Departing Melbourne in the morning I headed west towards the Great Ocean Road. It is quite famous due to its beauty, being a coastal road with stunning views of our sandstone cliffs being pounded by wild waves. Unlucky for me the weather had turned and it would be 3 days of wind and showers with the occasional sun peeping through. Constructed by returned soldiers from WW1, it was built to connect all the coastal towns and provide a tourism opportunity.
Driving through Geelong I begin taking turnoffs for various views and features. These were the Split Point lighthouse, Great Ocean Road memorial arch, Teddy’s lookout, Erskine falls, Cape Otway, the Twelve Apostles, Loch Ard gorge, London Bridge, and many others I’ve already forgotten the names of. In retrospect, I should have purchased the later model Nikon camera that came with the built in GPS. At the time I thought it was a useless feature, but now with hundreds of photos from along the GOR I can’t remember exactly where each was taken except for the well known features. All up it took me 4 days to complete the road free camping each night. It is a beautiful road with awesome views of the ocean and forest.
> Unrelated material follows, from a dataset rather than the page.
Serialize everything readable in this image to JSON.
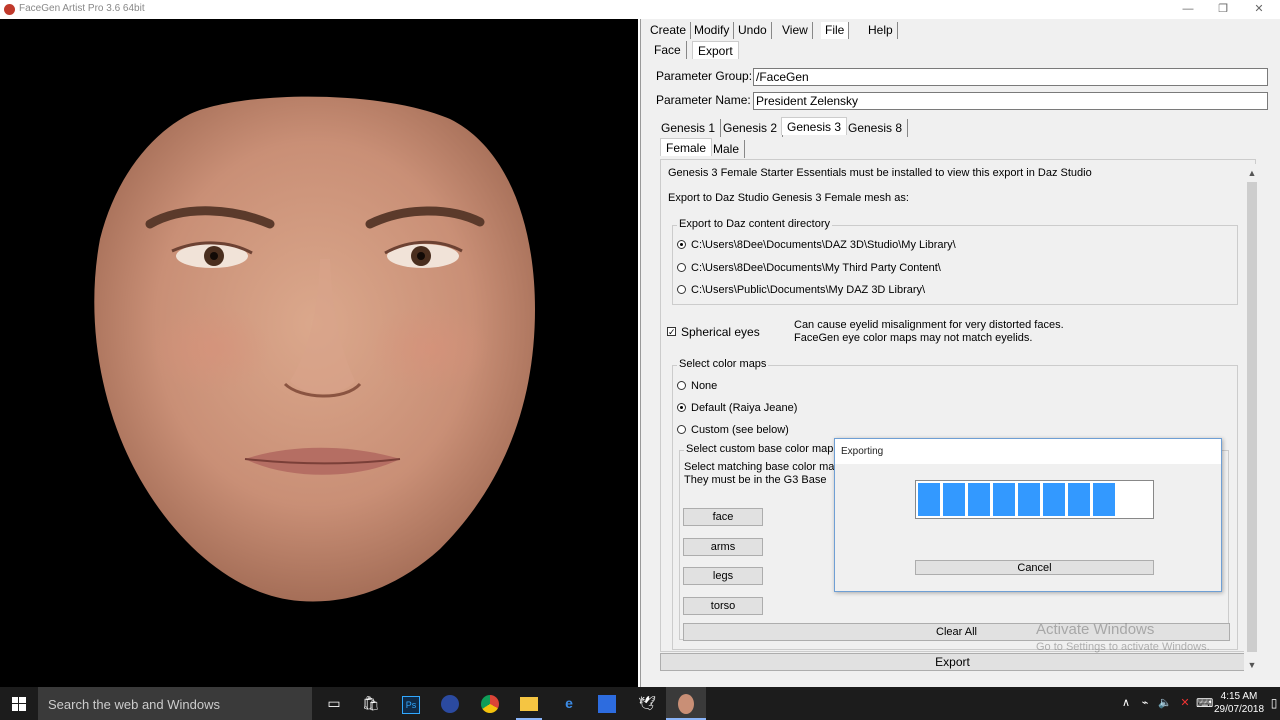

The best things to see were of course the 12 Apostles and the nearby Loch Ard gorge. The trip ended in Warrnambool. After all those beautiful little coastal towns Warrnambool hits you with McDonalds, KFC, Harvey Norman etc.. in the first kilometre. Back to civilisation!
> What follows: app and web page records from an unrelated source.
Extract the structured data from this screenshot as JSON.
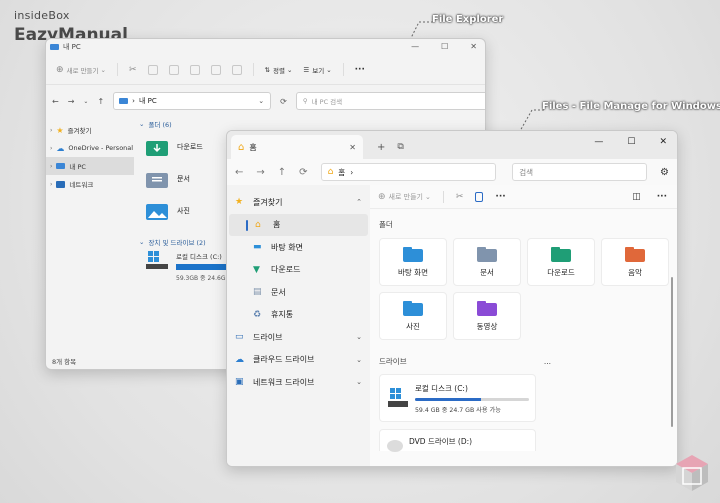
{
  "brand": {
    "line1": "insideBox",
    "line2": "EazyManual"
  },
  "callouts": {
    "explorer": "File Explorer",
    "files": "Files - File Manage for Windows"
  },
  "explorer": {
    "title": "내 PC",
    "window_controls": [
      "—",
      "☐",
      "✕"
    ],
    "toolbar": {
      "new": "새로 만들기",
      "sort": "정렬",
      "view": "보기",
      "more": "···"
    },
    "address": {
      "path": "내 PC",
      "search_placeholder": "내 PC 검색"
    },
    "nav": [
      {
        "label": "즐겨찾기",
        "icon": "star-icon"
      },
      {
        "label": "OneDrive - Personal",
        "icon": "cloud-icon"
      },
      {
        "label": "내 PC",
        "icon": "pc-icon",
        "selected": true
      },
      {
        "label": "네트워크",
        "icon": "network-icon"
      }
    ],
    "folders_header": "폴더 (6)",
    "folders": [
      "다운로드",
      "문서",
      "사진"
    ],
    "drives_header": "장치 및 드라이브 (2)",
    "drive": {
      "name": "로컬 디스크 (C:)",
      "usage": "59.3GB 중 24.6G"
    },
    "status": "8개 항목"
  },
  "files": {
    "tab": {
      "label": "홈"
    },
    "tab_tools": {
      "add": "+"
    },
    "window_controls": [
      "—",
      "☐",
      "✕"
    ],
    "address": {
      "path": "홈",
      "search_placeholder": "검색"
    },
    "sidebar": [
      {
        "label": "즐겨찾기",
        "icon": "star-icon",
        "indent": false,
        "chevron": "⌃"
      },
      {
        "label": "홈",
        "icon": "home-icon",
        "indent": true,
        "selected": true
      },
      {
        "label": "바탕 화면",
        "icon": "desktop-icon",
        "indent": true
      },
      {
        "label": "다운로드",
        "icon": "download-folder-icon",
        "indent": true
      },
      {
        "label": "문서",
        "icon": "documents-folder-icon",
        "indent": true
      },
      {
        "label": "휴지통",
        "icon": "recycle-bin-icon",
        "indent": true
      },
      {
        "label": "드라이브",
        "icon": "drive-icon",
        "indent": false,
        "chevron": "⌄"
      },
      {
        "label": "클라우드 드라이브",
        "icon": "cloud-drive-icon",
        "indent": false,
        "chevron": "⌄"
      },
      {
        "label": "네트워크 드라이브",
        "icon": "network-drive-icon",
        "indent": false,
        "chevron": "⌄"
      }
    ],
    "toolbar": {
      "new": "새로 만들기",
      "more": "···"
    },
    "folders_label": "폴더",
    "folders": [
      {
        "label": "바탕 화면",
        "color": "#2d8fd8"
      },
      {
        "label": "문서",
        "color": "#8094ad"
      },
      {
        "label": "다운로드",
        "color": "#1f9e76"
      },
      {
        "label": "음악",
        "color": "#e0683a"
      },
      {
        "label": "사진",
        "color": "#2d8fd8"
      },
      {
        "label": "동영상",
        "color": "#8a4bd6"
      }
    ],
    "drives_label": "드라이브",
    "drives_more": "...",
    "drives": [
      {
        "name": "로컬 디스크 (C:)",
        "usage": "59.4 GB 중 24.7 GB 사용 가능",
        "used_fraction": 0.58
      },
      {
        "name": "DVD 드라이브 (D:)"
      }
    ]
  }
}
From Warrnambool I took a trip out to Cape Bridgewater. I read there was another seal colony to see, and this time on the mainland, unlike Seal Rocks on Phillip island where I could only make out blips in the distance. A day trip was well worth it. I visited the petrified forest, which was actually not a forest but geological formations, and I saw a good dozen wild seals playing in the waves off the Cape. Their favourite game was to swim up the waves and catapult themselves 360 degrees in the air. Two species of fur seal occur here being the Australian and New Zealand species.